___ Input records

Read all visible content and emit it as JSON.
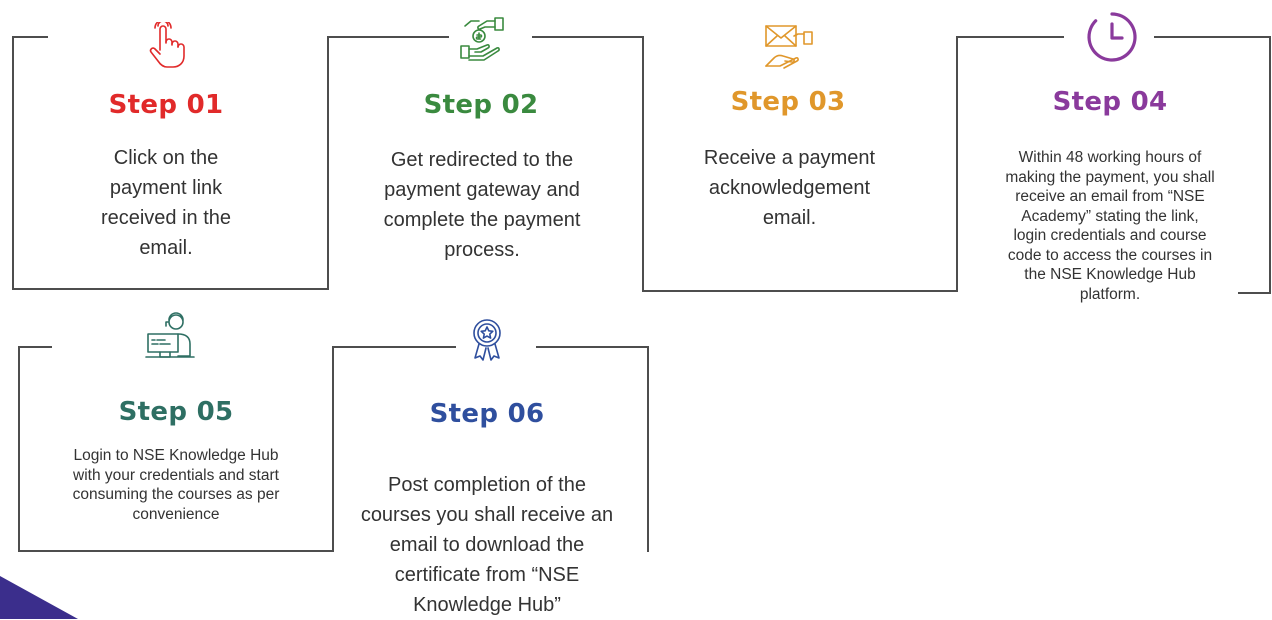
{
  "colors": {
    "line": "#4d4d4d",
    "accent_shape": "#3b2e8c",
    "step_01": "#e12a2a",
    "step_02": "#3a8a3f",
    "step_03": "#e0972b",
    "step_04": "#8a3a9c",
    "step_05": "#2e6f63",
    "step_06": "#2f4f9e"
  },
  "steps": [
    {
      "title": "Step 01",
      "icon": "hand-pointer-icon",
      "lines": [
        "Click on the",
        "payment link",
        "received in the",
        "email."
      ]
    },
    {
      "title": "Step 02",
      "icon": "handshake-payment-icon",
      "lines": [
        "Get redirected to the",
        "payment gateway and",
        "complete the payment",
        "process."
      ]
    },
    {
      "title": "Step 03",
      "icon": "envelope-hand-icon",
      "lines": [
        "Receive a payment",
        "acknowledgement",
        "email."
      ]
    },
    {
      "title": "Step 04",
      "icon": "clock-icon",
      "lines": [
        "Within 48 working hours of",
        "making the payment, you shall",
        "receive an email from “NSE",
        "Academy” stating the link,",
        "login credentials and course",
        "code to access the courses in",
        "the NSE Knowledge Hub",
        "platform."
      ]
    },
    {
      "title": "Step 05",
      "icon": "person-computer-icon",
      "lines": [
        "Login to NSE Knowledge Hub",
        "with your credentials and start",
        "consuming the courses as per",
        "convenience"
      ]
    },
    {
      "title": "Step 06",
      "icon": "award-badge-icon",
      "lines": [
        "Post completion of the",
        "courses you shall receive an",
        "email to download the",
        "certificate from “NSE",
        "Knowledge Hub”"
      ]
    }
  ]
}
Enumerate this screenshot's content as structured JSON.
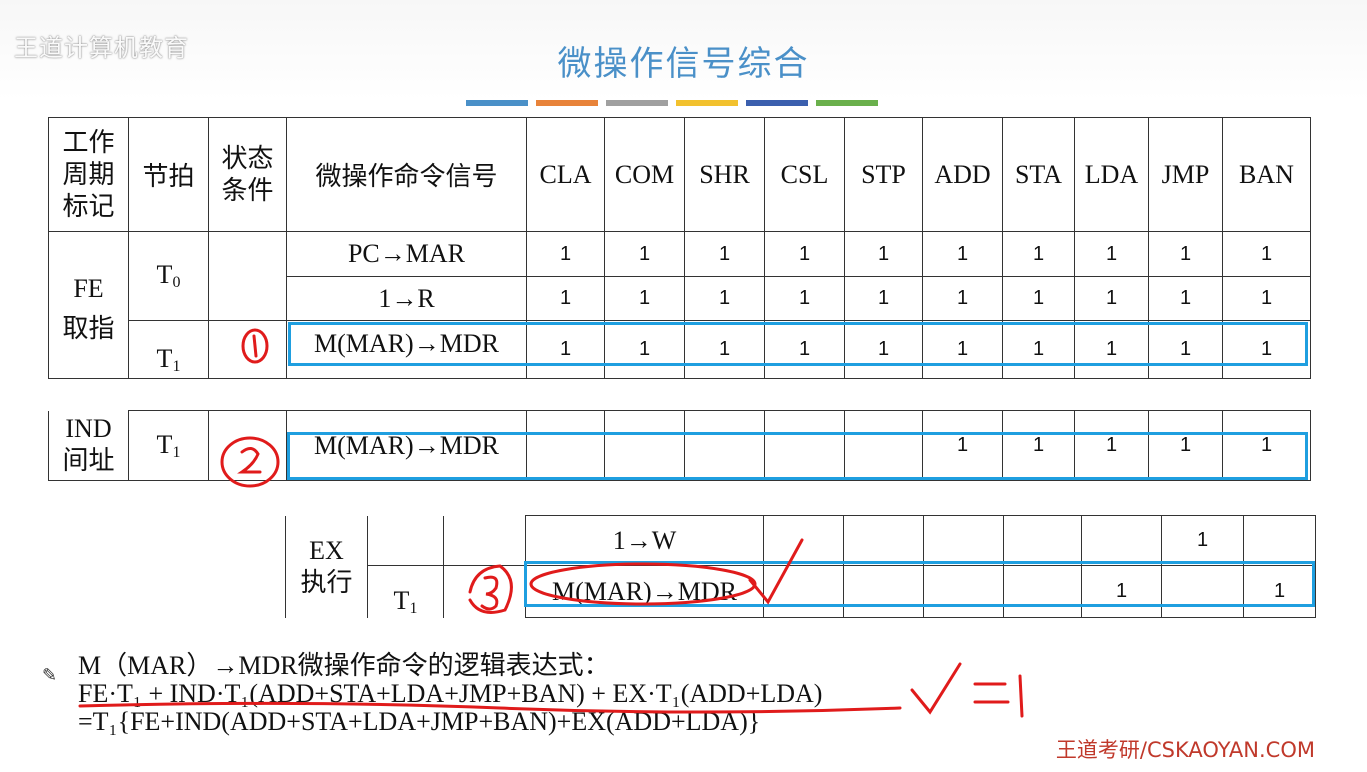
{
  "watermark": "王道计算机教育",
  "title": "微操作信号综合",
  "accent_colors": [
    "#4a90c8",
    "#e8833a",
    "#a0a0a0",
    "#f2c12e",
    "#3b5fae",
    "#6ab04c"
  ],
  "table": {
    "headers": {
      "cycle": "工作周期标记",
      "beat": "节拍",
      "cond": "状态条件",
      "signal": "微操作命令信号",
      "instructions": [
        "CLA",
        "COM",
        "SHR",
        "CSL",
        "STP",
        "ADD",
        "STA",
        "LDA",
        "JMP",
        "BAN"
      ]
    },
    "fe_cycle": [
      "FE",
      "取指"
    ],
    "t0": "T",
    "t0_sub": "0",
    "t1": "T",
    "t1_sub": "1",
    "fe_rows": [
      {
        "signal": "PC→MAR",
        "values": [
          "1",
          "1",
          "1",
          "1",
          "1",
          "1",
          "1",
          "1",
          "1",
          "1"
        ]
      },
      {
        "signal": "1→R",
        "values": [
          "1",
          "1",
          "1",
          "1",
          "1",
          "1",
          "1",
          "1",
          "1",
          "1"
        ]
      },
      {
        "signal": "M(MAR)→MDR",
        "values": [
          "1",
          "1",
          "1",
          "1",
          "1",
          "1",
          "1",
          "1",
          "1",
          "1"
        ]
      }
    ],
    "ind_cycle": [
      "IND",
      "间址"
    ],
    "ind_row": {
      "signal": "M(MAR)→MDR",
      "values": [
        "",
        "",
        "",
        "",
        "",
        "1",
        "1",
        "1",
        "1",
        "1"
      ]
    },
    "ex_cycle": [
      "EX",
      "执行"
    ],
    "ex_rows": [
      {
        "signal": "1→W",
        "values": [
          "",
          "",
          "",
          "",
          "",
          "1",
          "",
          "",
          ""
        ]
      },
      {
        "signal": "M(MAR)→MDR",
        "values": [
          "",
          "",
          "",
          "",
          "1",
          "",
          "1",
          "",
          ""
        ]
      }
    ]
  },
  "formula": {
    "line1": "M（MAR）→MDR微操作命令的逻辑表达式：",
    "line2": "FE·T₁ + IND·T₁(ADD+STA+LDA+JMP+BAN) + EX·T₁(ADD+LDA)",
    "line3": "=T₁{FE+IND(ADD+STA+LDA+JMP+BAN)+EX(ADD+LDA)}"
  },
  "footer": "王道考研/CSKAOYAN.COM"
}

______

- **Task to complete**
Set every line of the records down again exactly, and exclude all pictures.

- **Finished task**
Read all visible content and emit it as JSON.
{
  "colors": {
    "line": "#4d4d4d",
    "accent_shape": "#3b2e8c",
    "step_01": "#e12a2a",
    "step_02": "#3a8a3f",
    "step_03": "#e0972b",
    "step_04": "#8a3a9c",
    "step_05": "#2e6f63",
    "step_06": "#2f4f9e"
  },
  "steps": [
    {
      "title": "Step 01",
      "icon": "hand-pointer-icon",
      "lines": [
        "Click on the",
        "payment link",
        "received in the",
        "email."
      ]
    },
    {
      "title": "Step 02",
      "icon": "handshake-payment-icon",
      "lines": [
        "Get redirected to the",
        "payment gateway and",
        "complete the payment",
        "process."
      ]
    },
    {
      "title": "Step 03",
      "icon": "envelope-hand-icon",
      "lines": [
        "Receive a payment",
        "acknowledgement",
        "email."
      ]
    },
    {
      "title": "Step 04",
      "icon": "clock-icon",
      "lines": [
        "Within 48 working hours of",
        "making the payment, you shall",
        "receive an email from “NSE",
        "Academy” stating the link,",
        "login credentials and course",
        "code to access the courses in",
        "the NSE Knowledge Hub",
        "platform."
      ]
    },
    {
      "title": "Step 05",
      "icon": "person-computer-icon",
      "lines": [
        "Login to NSE Knowledge Hub",
        "with your credentials and start",
        "consuming the courses as per",
        "convenience"
      ]
    },
    {
      "title": "Step 06",
      "icon": "award-badge-icon",
      "lines": [
        "Post completion of the",
        "courses you shall receive an",
        "email to download the",
        "certificate from “NSE",
        "Knowledge Hub”"
      ]
    }
  ]
}
Enumerate this screenshot's content as structured JSON.
{
  "watermark": "王道计算机教育",
  "title": "微操作信号综合",
  "accent_colors": [
    "#4a90c8",
    "#e8833a",
    "#a0a0a0",
    "#f2c12e",
    "#3b5fae",
    "#6ab04c"
  ],
  "table": {
    "headers": {
      "cycle": "工作周期标记",
      "beat": "节拍",
      "cond": "状态条件",
      "signal": "微操作命令信号",
      "instructions": [
        "CLA",
        "COM",
        "SHR",
        "CSL",
        "STP",
        "ADD",
        "STA",
        "LDA",
        "JMP",
        "BAN"
      ]
    },
    "fe_cycle": [
      "FE",
      "取指"
    ],
    "t0": "T",
    "t0_sub": "0",
    "t1": "T",
    "t1_sub": "1",
    "fe_rows": [
      {
        "signal": "PC→MAR",
        "values": [
          "1",
          "1",
          "1",
          "1",
          "1",
          "1",
          "1",
          "1",
          "1",
          "1"
        ]
      },
      {
        "signal": "1→R",
        "values": [
          "1",
          "1",
          "1",
          "1",
          "1",
          "1",
          "1",
          "1",
          "1",
          "1"
        ]
      },
      {
        "signal": "M(MAR)→MDR",
        "values": [
          "1",
          "1",
          "1",
          "1",
          "1",
          "1",
          "1",
          "1",
          "1",
          "1"
        ]
      }
    ],
    "ind_cycle": [
      "IND",
      "间址"
    ],
    "ind_row": {
      "signal": "M(MAR)→MDR",
      "values": [
        "",
        "",
        "",
        "",
        "",
        "1",
        "1",
        "1",
        "1",
        "1"
      ]
    },
    "ex_cycle": [
      "EX",
      "执行"
    ],
    "ex_rows": [
      {
        "signal": "1→W",
        "values": [
          "",
          "",
          "",
          "",
          "",
          "1",
          "",
          "",
          ""
        ]
      },
      {
        "signal": "M(MAR)→MDR",
        "values": [
          "",
          "",
          "",
          "",
          "1",
          "",
          "1",
          "",
          ""
        ]
      }
    ]
  },
  "formula": {
    "line1": "M（MAR）→MDR微操作命令的逻辑表达式：",
    "line2": "FE·T₁ + IND·T₁(ADD+STA+LDA+JMP+BAN) + EX·T₁(ADD+LDA)",
    "line3": "=T₁{FE+IND(ADD+STA+LDA+JMP+BAN)+EX(ADD+LDA)}"
  },
  "footer": "王道考研/CSKAOYAN.COM"
}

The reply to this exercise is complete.